That page mentions the compiled-in changes in 5.6 but not this one. I'm asking because if you read it that would help to illustrate the value of the documentation team mentioning this there because it could have reduced the chance of you being surprised.

Did you read What Is New in MySQL 5.6 at http://dev.mysql.com/doc/refman/5.6/en/mysql-nutshell.html and/or the Changes to Server Defaults page it links to at http://dev.mysql.com/doc/refman/5.6/en/server-default-changes.html ? I'm asking because those don't mention the default config file and I'm wondering if a mention in either place might have helped.

I'm sorry that the settings change broke things for you for a while. Avoiding that is why we put it in the server-specific config file instead of changing the compiled-in default, had the config file not overwrite the existing server-specific config file, have the message on installation and mention it in the documentation for the option.

If anyone else was caught out by this and can say more about what they did or didn't see or where they did or didn't look before or during installation that would be helpful. We don't want people to be surprised by this and I'll be using that feedback to request changes to cut the chance of surprise further.

As more advance notice, you can expect that we will change the compiled-in value in 5.7. If you haven't already done it now please ensure that you have a server-specific configuration file before then. Doing it now would be good, because that will ensure that you don't get the change later after one of the regular updates.

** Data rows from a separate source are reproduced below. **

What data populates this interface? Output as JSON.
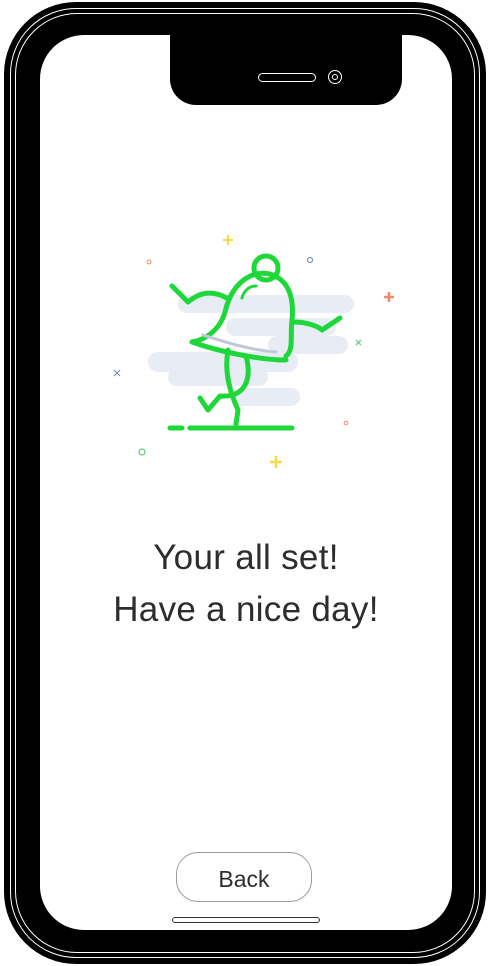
{
  "message": {
    "line1": "Your all set!",
    "line2": "Have a nice day!"
  },
  "back_button": {
    "label": "Back"
  },
  "colors": {
    "accent": "#1ed83a",
    "cloud": "#e8ecf4",
    "text": "#2d2d2d"
  },
  "icons": [
    "dancing-bell-illustration"
  ]
}
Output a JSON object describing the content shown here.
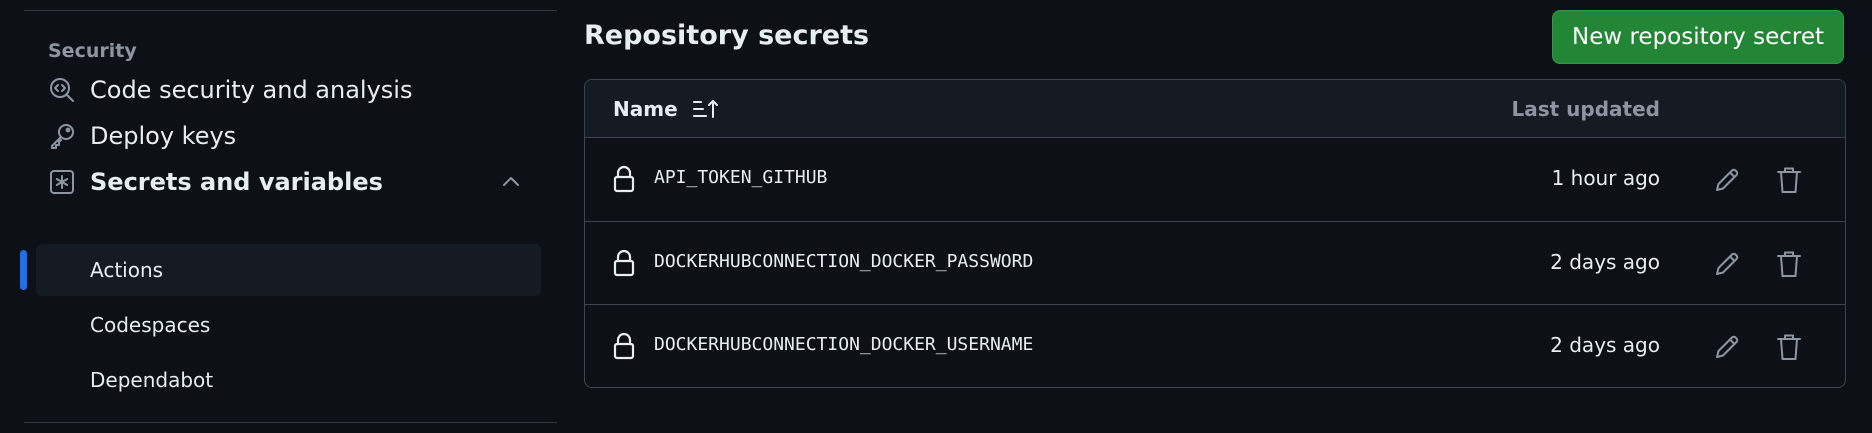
{
  "sidebar": {
    "section_heading": "Security",
    "items": [
      {
        "label": "Code security and analysis",
        "icon": "codescan-icon"
      },
      {
        "label": "Deploy keys",
        "icon": "key-icon"
      },
      {
        "label": "Secrets and variables",
        "icon": "asterisk-box-icon",
        "expanded": true
      }
    ],
    "sub_items": [
      {
        "label": "Actions",
        "active": true
      },
      {
        "label": "Codespaces",
        "active": false
      },
      {
        "label": "Dependabot",
        "active": false
      }
    ]
  },
  "main": {
    "title": "Repository secrets",
    "new_button": "New repository secret",
    "table": {
      "col_name": "Name",
      "col_updated": "Last updated",
      "rows": [
        {
          "name": "API_TOKEN_GITHUB",
          "updated": "1 hour ago"
        },
        {
          "name": "DOCKERHUBCONNECTION_DOCKER_PASSWORD",
          "updated": "2 days ago"
        },
        {
          "name": "DOCKERHUBCONNECTION_DOCKER_USERNAME",
          "updated": "2 days ago"
        }
      ]
    }
  },
  "colors": {
    "background": "#0d1117",
    "primary_button": "#238636",
    "active_indicator": "#1f6feb",
    "border": "#3d444d"
  }
}
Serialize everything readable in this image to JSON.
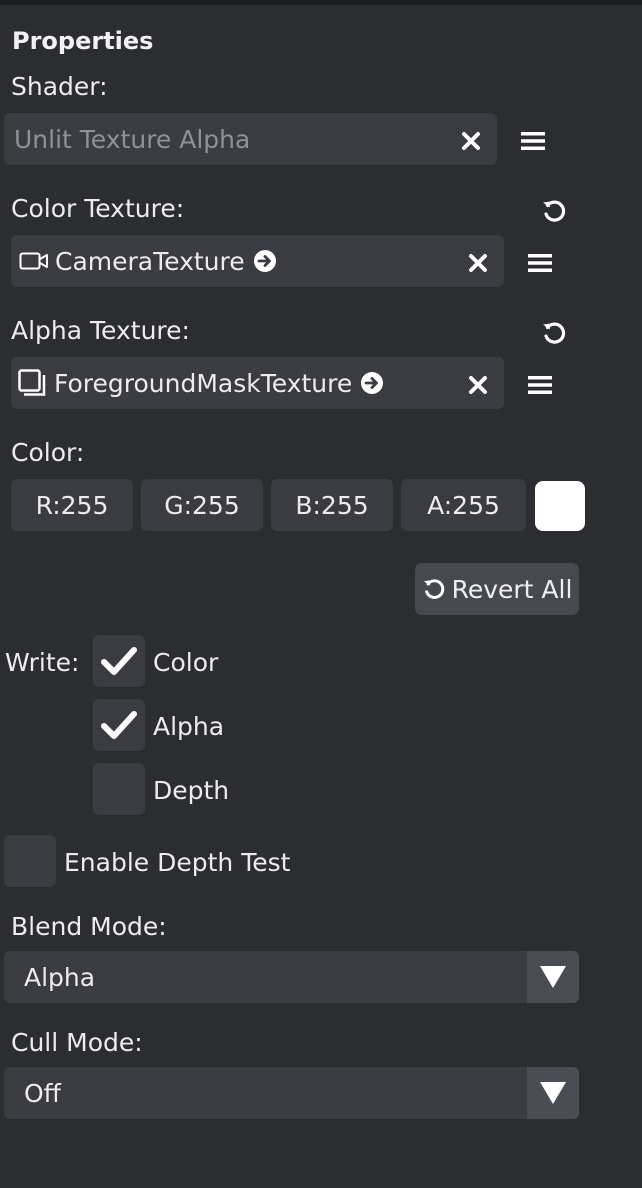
{
  "panel": {
    "title": "Properties"
  },
  "shader": {
    "label": "Shader:",
    "value": "Unlit Texture Alpha"
  },
  "color_texture": {
    "label": "Color Texture:",
    "value": "CameraTexture",
    "icon": "video-camera-icon"
  },
  "alpha_texture": {
    "label": "Alpha Texture:",
    "value": "ForegroundMaskTexture",
    "icon": "stacked-squares-icon"
  },
  "color": {
    "label": "Color:",
    "r": "R:255",
    "g": "G:255",
    "b": "B:255",
    "a": "A:255",
    "swatch_hex": "#ffffff"
  },
  "revert_all": {
    "label": "Revert All"
  },
  "write": {
    "label": "Write:",
    "options": [
      {
        "label": "Color",
        "checked": true
      },
      {
        "label": "Alpha",
        "checked": true
      },
      {
        "label": "Depth",
        "checked": false
      }
    ]
  },
  "depth_test": {
    "label": "Enable Depth Test",
    "checked": false
  },
  "blend_mode": {
    "label": "Blend Mode:",
    "value": "Alpha"
  },
  "cull_mode": {
    "label": "Cull Mode:",
    "value": "Off"
  },
  "colors": {
    "background": "#2b2d31",
    "field": "#3a3c41",
    "button": "#474950",
    "text": "#ececee",
    "placeholder": "#8f9196"
  }
}
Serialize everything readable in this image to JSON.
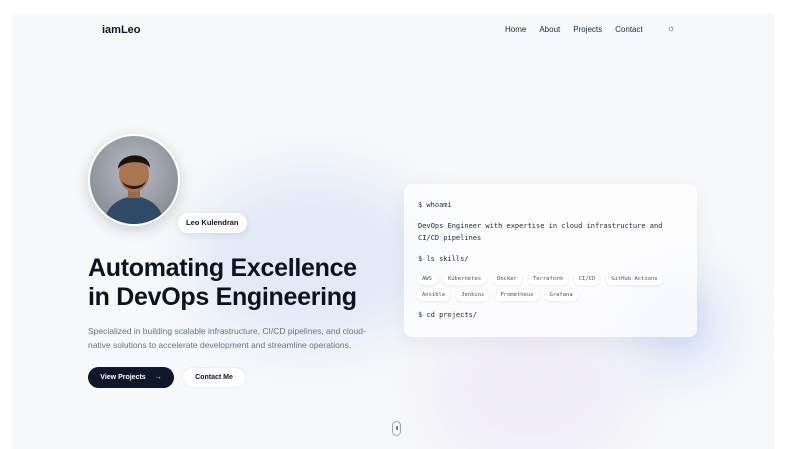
{
  "brand": "iamLeo",
  "nav": {
    "links": [
      "Home",
      "About",
      "Projects",
      "Contact"
    ],
    "theme_icon": "sun-icon",
    "theme_glyph": "☼"
  },
  "hero": {
    "name": "Leo Kulendran",
    "headline_line1": "Automating Excellence",
    "headline_line2": "in DevOps Engineering",
    "description": "Specialized in building scalable infrastructure, CI/CD pipelines, and cloud-native solutions to accelerate development and streamline operations.",
    "primary_button": "View Projects",
    "primary_button_icon": "arrow-right-icon",
    "primary_button_glyph": "→",
    "secondary_button": "Contact Me"
  },
  "terminal": {
    "cmd1": "$ whoami",
    "output1_line1": "DevOps Engineer with expertise in cloud infrastructure and",
    "output1_line2": "CI/CD pipelines",
    "cmd2": "$ ls skills/",
    "skills": [
      "AWS",
      "Kubernetes",
      "Docker",
      "Terraform",
      "CI/CD",
      "GitHub Actions",
      "Ansible",
      "Jenkins",
      "Prometheus",
      "Grafana"
    ],
    "cmd3": "$ cd projects/"
  },
  "colors": {
    "primary_dark": "#0f172a",
    "muted_text": "#64748b",
    "background": "#f7f8fa"
  }
}
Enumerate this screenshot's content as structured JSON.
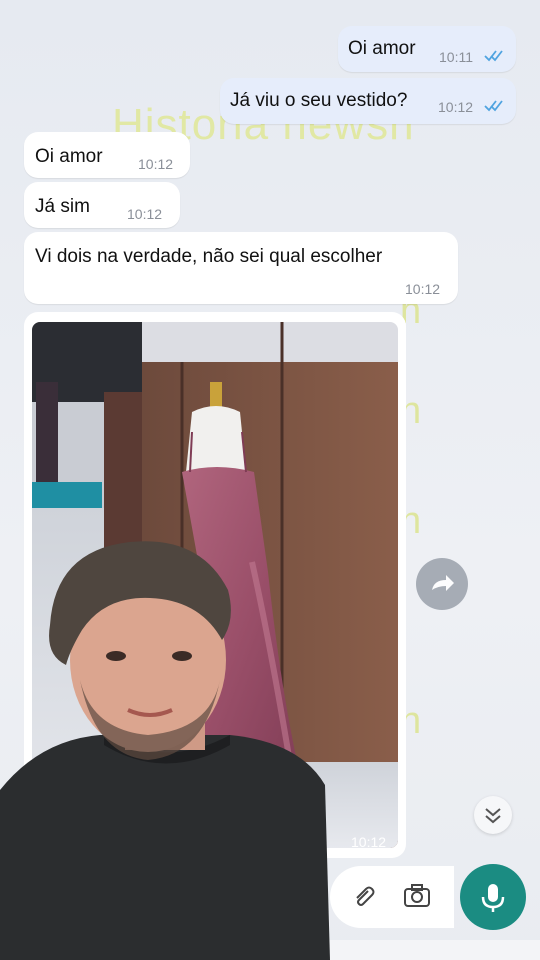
{
  "watermark": {
    "text": "Historia newsh"
  },
  "messages": [
    {
      "text": "Oi amor",
      "time": "10:11",
      "dir": "out"
    },
    {
      "text": "Já viu o seu vestido?",
      "time": "10:12",
      "dir": "out"
    },
    {
      "text": "Oi amor",
      "time": "10:12",
      "dir": "in"
    },
    {
      "text": "Já sim",
      "time": "10:12",
      "dir": "in"
    },
    {
      "text": "Vi dois na verdade, não sei qual escolher",
      "time": "10:12",
      "dir": "in"
    }
  ],
  "image_message": {
    "time": "10:12",
    "subject": "pink satin dress on mannequin"
  },
  "colors": {
    "outgoing": "#e6edfb",
    "incoming": "#ffffff",
    "mic": "#1b8c82",
    "ticks": "#4fa3e0"
  }
}
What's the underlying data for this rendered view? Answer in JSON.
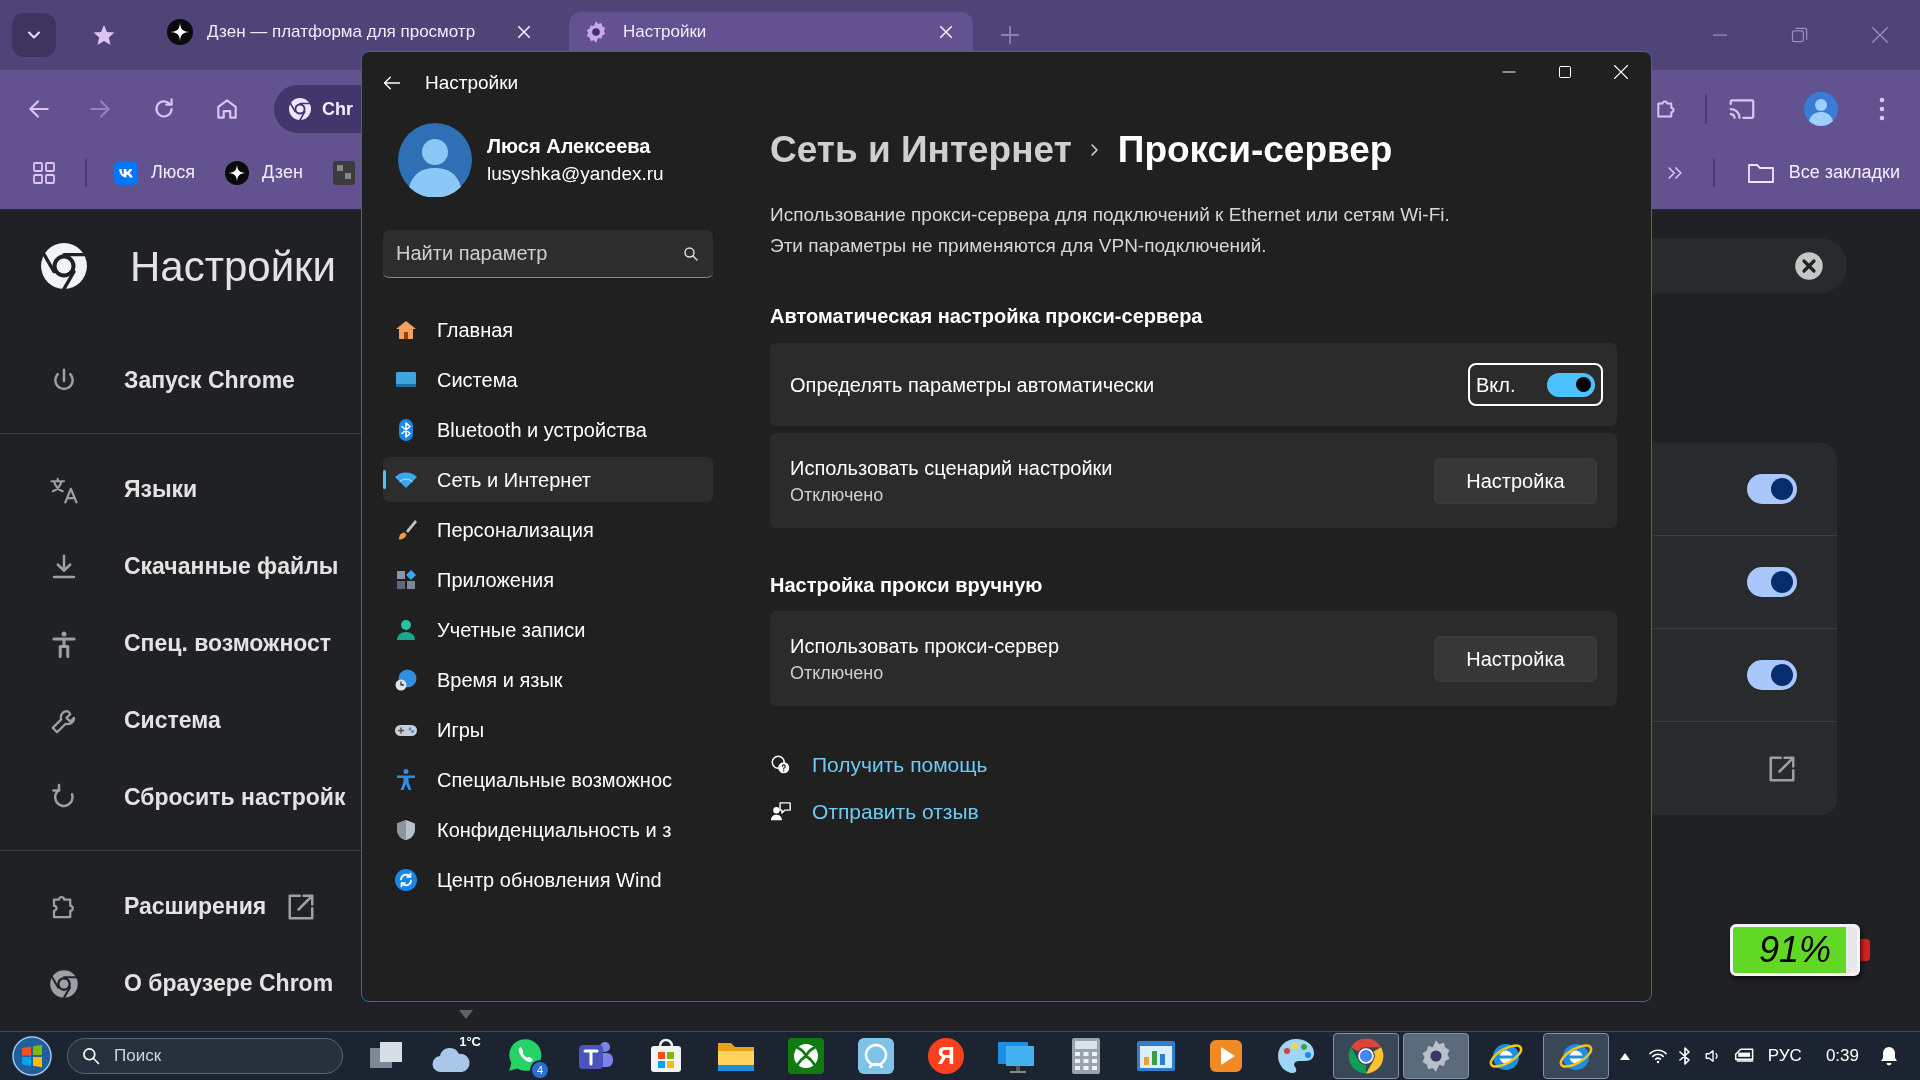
{
  "browser": {
    "tabs": [
      {
        "kind": "dzen",
        "title": "Дзен — платформа для просмотр",
        "selected": false
      },
      {
        "kind": "settings",
        "title": "Настройки",
        "selected": true
      }
    ],
    "omnibox": {
      "text": "Chr"
    },
    "bookmarks": [
      {
        "kind": "vk",
        "label": "Люся"
      },
      {
        "kind": "dzen",
        "label": "Дзен"
      },
      {
        "kind": "page"
      }
    ],
    "all_bookmarks": "Все закладки",
    "page": {
      "title": "Настройки",
      "nav_groups": [
        [
          {
            "kind": "power",
            "label": "Запуск Chrome"
          }
        ],
        [
          {
            "kind": "translate",
            "label": "Языки"
          },
          {
            "kind": "download",
            "label": "Скачанные файлы"
          },
          {
            "kind": "accessibility",
            "label": "Спец. возможност"
          },
          {
            "kind": "wrench",
            "label": "Система"
          },
          {
            "kind": "reset",
            "label": "Сбросить настройк"
          }
        ],
        [
          {
            "kind": "extension",
            "label": "Расширения"
          },
          {
            "kind": "chrome",
            "label": "О браузере Chrom"
          }
        ]
      ],
      "card_rows": [
        {
          "kind": "toggle",
          "on": true
        },
        {
          "kind": "toggle",
          "on": true
        },
        {
          "kind": "toggle",
          "on": true
        },
        {
          "kind": "external"
        }
      ]
    }
  },
  "settings_window": {
    "title": "Настройки",
    "user": {
      "name": "Люся Алексеева",
      "email": "lusyshka@yandex.ru"
    },
    "search": {
      "placeholder": "Найти параметр"
    },
    "nav": [
      {
        "kind": "home",
        "label": "Главная",
        "selected": false
      },
      {
        "kind": "system",
        "label": "Система",
        "selected": false
      },
      {
        "kind": "bluetooth",
        "label": "Bluetooth и устройства",
        "selected": false
      },
      {
        "kind": "network",
        "label": "Сеть и Интернет",
        "selected": true
      },
      {
        "kind": "brush",
        "label": "Персонализация",
        "selected": false
      },
      {
        "kind": "apps",
        "label": "Приложения",
        "selected": false
      },
      {
        "kind": "accounts",
        "label": "Учетные записи",
        "selected": false
      },
      {
        "kind": "time",
        "label": "Время и язык",
        "selected": false
      },
      {
        "kind": "games",
        "label": "Игры",
        "selected": false
      },
      {
        "kind": "accessibility",
        "label": "Специальные возможнос",
        "selected": false
      },
      {
        "kind": "privacy",
        "label": "Конфиденциальность и з",
        "selected": false
      },
      {
        "kind": "update",
        "label": "Центр обновления Wind",
        "selected": false
      }
    ],
    "breadcrumb": {
      "parent": "Сеть и Интернет",
      "current": "Прокси-сервер"
    },
    "description": "Использование прокси-сервера для подключений к Ethernet или сетям Wi-Fi.\nЭти параметры не применяются для VPN-подключений.",
    "sections": [
      {
        "heading": "Автоматическая настройка прокси-сервера",
        "rows": [
          {
            "kind": "toggle",
            "label": "Определять параметры автоматически",
            "state_text": "Вкл.",
            "on": true
          },
          {
            "kind": "button",
            "label": "Использовать сценарий настройки",
            "status": "Отключено",
            "button": "Настройка"
          }
        ]
      },
      {
        "heading": "Настройка прокси вручную",
        "rows": [
          {
            "kind": "button",
            "label": "Использовать прокси-сервер",
            "status": "Отключено",
            "button": "Настройка"
          }
        ]
      }
    ],
    "links": [
      {
        "kind": "help",
        "label": "Получить помощь"
      },
      {
        "kind": "feedback",
        "label": "Отправить отзыв"
      }
    ]
  },
  "battery_gadget": {
    "reading": "91%",
    "level": 0.91
  },
  "taskbar": {
    "search": {
      "placeholder": "Поиск"
    },
    "apps": [
      {
        "kind": "taskview",
        "open": false,
        "selected": false
      },
      {
        "kind": "weather",
        "label": "1°C",
        "open": false,
        "selected": false
      },
      {
        "kind": "whatsapp",
        "badge": "4",
        "open": false,
        "selected": false
      },
      {
        "kind": "teams",
        "open": false,
        "selected": false
      },
      {
        "kind": "store",
        "open": false,
        "selected": false
      },
      {
        "kind": "explorer",
        "open": false,
        "selected": false
      },
      {
        "kind": "xbox",
        "open": false,
        "selected": false
      },
      {
        "kind": "app",
        "open": false,
        "selected": false
      },
      {
        "kind": "yandex",
        "label": "Я",
        "open": false,
        "selected": false
      },
      {
        "kind": "display",
        "open": false,
        "selected": false
      },
      {
        "kind": "calculator",
        "open": false,
        "selected": false
      },
      {
        "kind": "controlpanel",
        "open": false,
        "selected": false
      },
      {
        "kind": "media",
        "open": false,
        "selected": false
      },
      {
        "kind": "paint",
        "open": false,
        "selected": false
      },
      {
        "kind": "chrome",
        "open": true,
        "selected": false
      },
      {
        "kind": "settings",
        "open": true,
        "selected": true
      },
      {
        "kind": "ie",
        "open": false,
        "selected": false
      },
      {
        "kind": "ie",
        "open": true,
        "selected": false
      }
    ],
    "language": "РУС",
    "time": "0:39"
  }
}
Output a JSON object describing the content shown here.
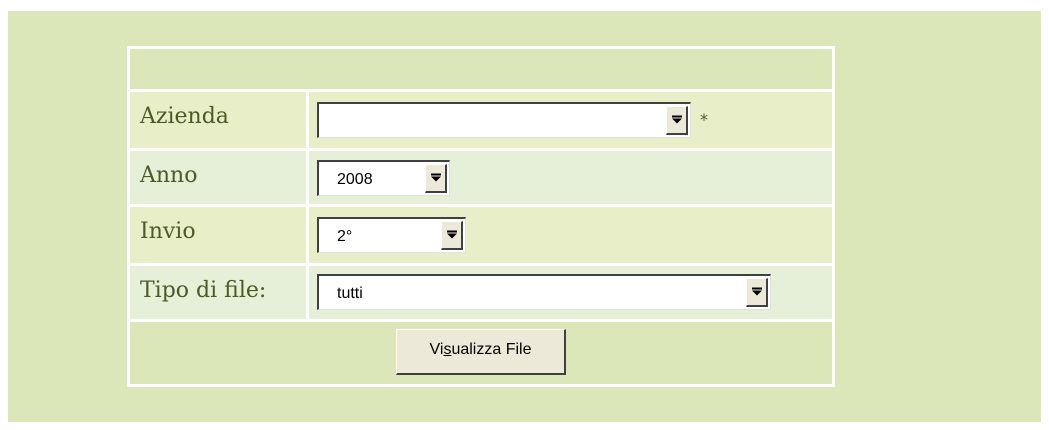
{
  "form": {
    "rows": [
      {
        "label": "Azienda",
        "value": "",
        "required_mark": "*"
      },
      {
        "label": "Anno",
        "value": "2008"
      },
      {
        "label": "Invio",
        "value": "2°"
      },
      {
        "label": "Tipo di file:",
        "value": "tutti"
      }
    ],
    "button": {
      "label_pre": "Vi",
      "label_mnemonic": "s",
      "label_post": "ualizza File"
    }
  },
  "colors": {
    "panel": "#dbe6b9",
    "row_alt_a": "#e8eec8",
    "row_alt_b": "#e6efd7",
    "label_text": "#4d5a26"
  },
  "icons": {
    "dropdown": "chevron-down-icon"
  }
}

James Day, MySQL Senior Principal Support Engineer, Oracle
[9 May 2014 10:14] Terje Røsten
Duplicate of Bug #71600.